Are good assistants becoming harder to find?
Shifting Job Market for Real Estate Assistants The national unemployment rate may still be 7.1%, however experienced real estate assistants are becoming harder to find. As more Realtors see sustained growth in their business they are hiring staff at a rate that is outpacing the supply of skilled, experienced assistants. If you are thinking about hiring an assistant this year the time to start your search is now.
Nationwide Salary Increases -
I am seeing more and more candidates receive multiple offers for solid positions while my client is extending an offer as well. Salaries for assistants are definitely higher than they were a year ago, also signifying their demand. Here is a quick and informal snapshot of the salary ranges I am seeing in different parts of the country. This is based solely on my observations and conversations I have had with employers and candidates.
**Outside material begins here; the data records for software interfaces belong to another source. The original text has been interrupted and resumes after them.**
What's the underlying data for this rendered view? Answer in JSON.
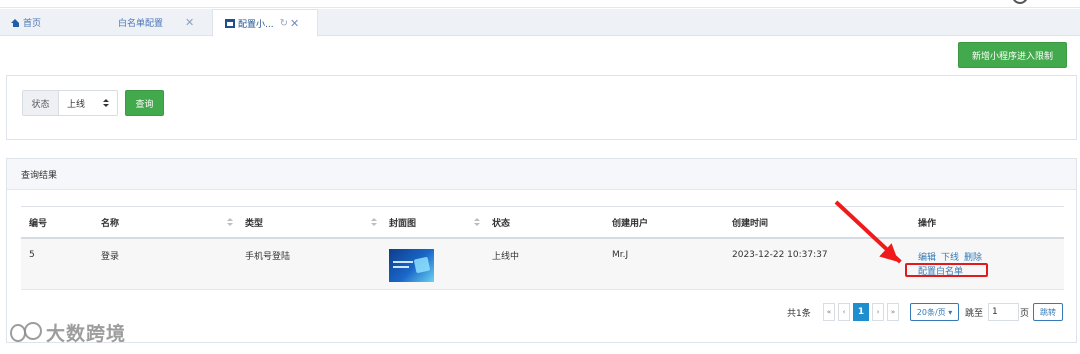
{
  "tabs": {
    "home": "首页",
    "whitelist": "白名单配置",
    "active": "配置小..."
  },
  "toolbar": {
    "add_button": "新增小程序进入限制"
  },
  "search": {
    "status_label": "状态",
    "status_value": "上线",
    "query_button": "查询"
  },
  "results": {
    "title": "查询结果",
    "columns": [
      "编号",
      "名称",
      "类型",
      "封面图",
      "状态",
      "创建用户",
      "创建时间",
      "操作"
    ],
    "rows": [
      {
        "id": "5",
        "name": "登录",
        "type": "手机号登陆",
        "status": "上线中",
        "creator": "Mr.J",
        "created_at": "2023-12-22 10:37:37",
        "actions": [
          "编辑",
          "下线",
          "删除"
        ],
        "action_whitelist": "配置白名单"
      }
    ]
  },
  "pagination": {
    "total": "共1条",
    "first": "«",
    "prev": "‹",
    "current": "1",
    "next": "›",
    "last": "»",
    "page_size": "20条/页 ▾",
    "jump_label": "跳至",
    "jump_value": "1",
    "page_unit": "页",
    "jump_button": "跳转"
  },
  "watermark": "大数跨境",
  "colors": {
    "primary_green": "#43a94d",
    "link_blue": "#337ab7",
    "highlight_red": "#e11b1b"
  }
}
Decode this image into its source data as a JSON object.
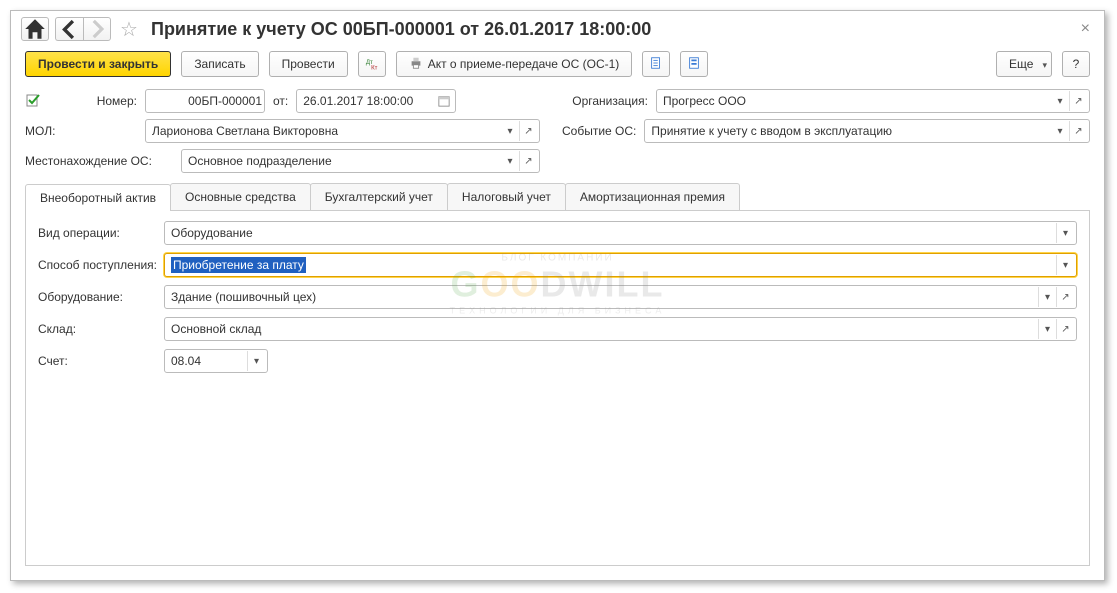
{
  "title": "Принятие к учету ОС 00БП-000001 от 26.01.2017 18:00:00",
  "toolbar": {
    "post_close": "Провести и закрыть",
    "save": "Записать",
    "post": "Провести",
    "act": "Акт о приеме-передаче ОС (ОС-1)",
    "more": "Еще",
    "help": "?"
  },
  "fields": {
    "number_label": "Номер:",
    "number_value": "00БП-000001",
    "from_label": "от:",
    "date_value": "26.01.2017 18:00:00",
    "org_label": "Организация:",
    "org_value": "Прогресс ООО",
    "mol_label": "МОЛ:",
    "mol_value": "Ларионова Светлана Викторовна",
    "event_label": "Событие ОС:",
    "event_value": "Принятие к учету с вводом в эксплуатацию",
    "location_label": "Местонахождение ОС:",
    "location_value": "Основное подразделение"
  },
  "tabs": {
    "t1": "Внеоборотный актив",
    "t2": "Основные средства",
    "t3": "Бухгалтерский учет",
    "t4": "Налоговый учет",
    "t5": "Амортизационная премия"
  },
  "panel": {
    "op_label": "Вид операции:",
    "op_value": "Оборудование",
    "method_label": "Способ поступления:",
    "method_value": "Приобретение за плату",
    "equip_label": "Оборудование:",
    "equip_value": "Здание (пошивочный цех)",
    "wh_label": "Склад:",
    "wh_value": "Основной склад",
    "acc_label": "Счет:",
    "acc_value": "08.04"
  },
  "watermark": {
    "l1": "БЛОГ КОМПАНИИ",
    "l3": "ТЕХНОЛОГИИ ДЛЯ БИЗНЕСА"
  }
}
- Los Angeles, CA $45,000 - $55,000
- San Francisco Bay Area: $50,000 - $65,000
- Austin, TX: $40,000 - $50,000
- Atlanta, GA: $40,000 - $50,000
- New York Metro: $55,000 - $65,000
(These salary ranges represent the average base salary for a well-qualified and experienced real estate assistant. This does not include bonuses which vary widely and can add anywhere from $5,000 to $20,000 to total compensation depending on the team and area of the country.)
A Change in Priorities –
During the recession candidates were just happy to find a job and they often experienced multiple layoffs and job changes between 2008 and 2012. They often accepted lower pay, poorer working conditions, and less challenging work because they had no other choice. Today, most candidates we speak to are currently employed and they are looking for a better opportunity. They may have accepted a lower-paying position during the downturn and now they are looking to reestablish themselves, or they realize that they now have an opportunity to move into a more challenging position with better long-term prospects. Also, more and more candidates are turning down offers that do not offer health insurance.
The Bottom-Line -
What does this mean for employers? If you have employees that you want to keep you should evaluate your compensation structure and determine if you are being competitive in this market. Do keep in mind though that money isn’t the only reason employees choose one job over another. Are you offering a positive and fulfilling work environment? Do you honor your employees’ need for work/live balance? Do you offer opportunities to advance or learn new skills? These are things to start thinking about as the market continues to change.
If you plan to hire this year be prepared to move quickly when you meet a candidate you are interested in and be prepared to make a strong offer. The days of taking a “wait and see” approach or stretching out the interview process over 3 or 4 weeks are coming to a close.